ARTE: My readers are very interested in “returning to elegance” - in the home, in their lifestyle, and especially in their clothing choices. Can you recommend any lessons from your book that a modern woman could easily implement today to ‘return to elegance’?

LP: Interestingly, the Dress Doctors did not use the word “elegance” but the word “beauty.” They may have feared that elegance sounded too much like it required money, when they were determined to bring beauty into the life of every American. Beauty in dress requires only knowledge according to them. Even a cotton housedress can be beautiful if its design follows the principles of art in dress. They were borrowing from the ideas of the Arts and Crafts Movement.
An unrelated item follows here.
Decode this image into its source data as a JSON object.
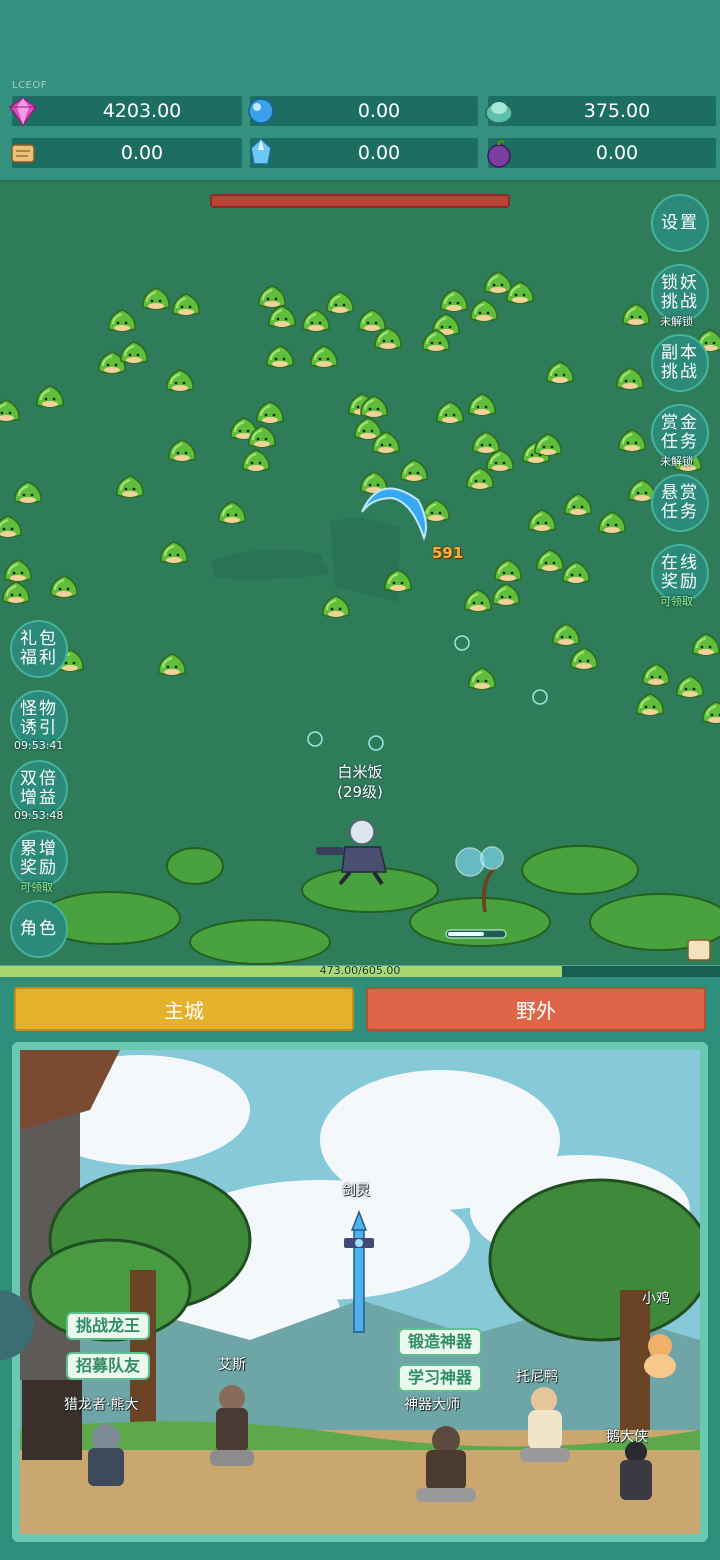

One of its founders, William Morris, once wrote, “Have nothing in your house you do not know to be useful or believe to be beautiful.” Which is still pretty good advice. 

Thank you to Dr. P for taking the time to participate in this interview!  She provided several wonderful excerpts form her book, which I'm delighted to share with you in the upcoming days. We can truly learn a great deal about wearing beautiful clothing that suits our modern lives from the Dress Doctors and The Lost Art of Dress!